Third, and this is the gravamen of Reeve’s complaint, there is almost zero fresh entry into the aristocracy. It is not a question of fairness, though, as Reeves would have it; rather, it is a question of social comity. Where those lacking merit and providing nothing to the country hold the rest down, the masses become unhappy. When Horatio Alger was a cultural touchstone (even if the possibilities were exaggerated), a smart young man on the make could hope to end up in the aristocracy, if he worked hard and things broke his way. Now he’s unlikely to even know he’s a smart young man. This is true for the reasons identified by Reeves, such as his parents not being able to give him certain advantages, and not even knowing about certain opportunities. And even if he does realize he’s a smart young man, the channels that helped raise others into the aristocracy in the past have been destroyed. Traditionally, in every society, those channels have been those in authority singling out the best among the non-aristocracy and helping them rise. In the past, teachers, clergymen, and other adults would raise promising children out of the crowd. Not anymore.

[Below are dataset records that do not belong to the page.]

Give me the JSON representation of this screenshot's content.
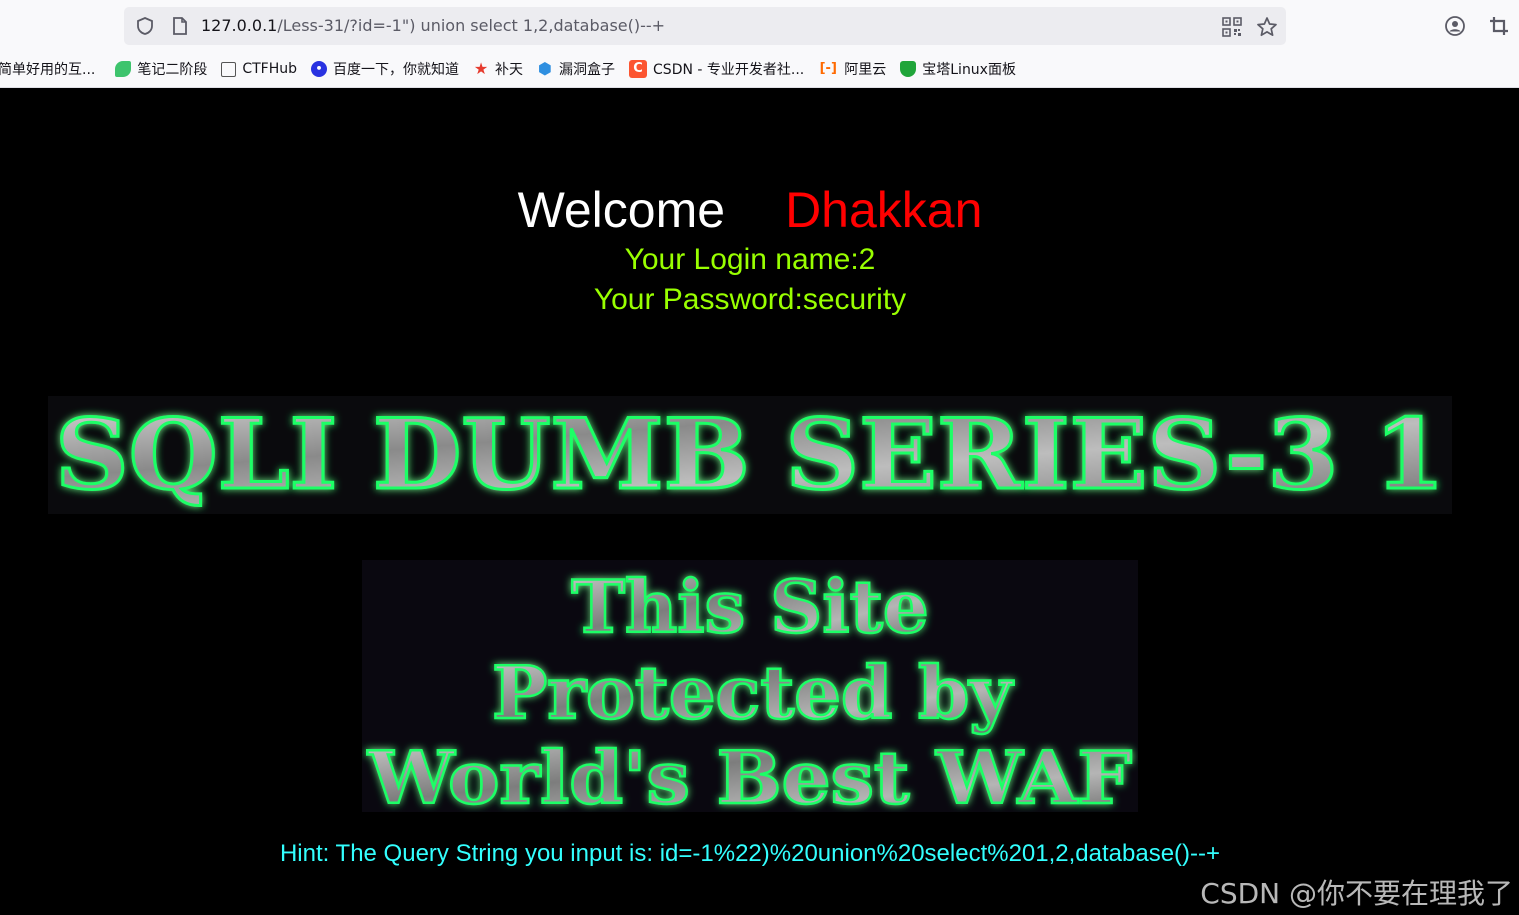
{
  "browser": {
    "url_host": "127.0.0.1",
    "url_path": "/Less-31/?id=-1\") union select 1,2,database()--+",
    "bookmarks": [
      {
        "label": "简单好用的互...",
        "icon": "bookmark-favicon",
        "color": "#ffffff"
      },
      {
        "label": "笔记二阶段",
        "icon": "leaf-favicon",
        "color": "#3ec46d"
      },
      {
        "label": "CTFHub",
        "icon": "cube-favicon",
        "color": "#555555"
      },
      {
        "label": "百度一下，你就知道",
        "icon": "paw-favicon",
        "color": "#2932e1"
      },
      {
        "label": "补天",
        "icon": "star-favicon",
        "color": "#e63b2e"
      },
      {
        "label": "漏洞盒子",
        "icon": "hexagon-favicon",
        "color": "#2f8fe0"
      },
      {
        "label": "CSDN - 专业开发者社...",
        "icon": "csdn-favicon",
        "color": "#fc5531"
      },
      {
        "label": "阿里云",
        "icon": "aliyun-favicon",
        "color": "#ff6a00"
      },
      {
        "label": "宝塔Linux面板",
        "icon": "shield-favicon",
        "color": "#20a53a"
      }
    ]
  },
  "page": {
    "welcome": "Welcome",
    "name": "Dhakkan",
    "login_name": "Your Login name:2",
    "password": "Your Password:security",
    "banner_title": "SQLI DUMB SERIES-3 1",
    "waf_lines": [
      "This Site",
      "Protected by",
      "World's Best WAF"
    ],
    "hint": "Hint: The Query String you input is: id=-1%22)%20union%20select%201,2,database()--+"
  },
  "watermark": "CSDN @你不要在理我了",
  "colors": {
    "welcome": "#ffffff",
    "name": "#ff0000",
    "login": "#99ff00",
    "hint": "#33ffff",
    "glow": "#1aff66"
  }
}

Now that’s either forgotten, in that the mere existence of superior merit or excellence is denied, or forbidden, in that those in authority are required to instead demand “diversity and inclusion,” which means focusing on certain groups defined by preferred immutable characteristics and insisting that all their members be benefited and raised equally, by being given unearned benefits without reference to their personal merit (at the same time denying any favorable treatment to all those with disfavored immutable characteristics), all under the lying guise of ending supposed oppression. The result is essentially zero mobility, so this aristocracy is sclerotic, and effectively creates and continuously exacerbates pernicious divisions.
Reeves’s solutions are silly, but he’s not wrong that there’s a problem. Perhaps the Fight Club reference is apt—smashing and replacing the aristocracy may be the only reasonable choice. Perhaps merely a decimation, pour encourager les autres. Maybe it will all fix itself, when Bernie Sanders sweeps to power, carried on a nursing home bed by a mob chanting “Power to the people!” Beats me, but my guess is that the system we have can’t go on forever.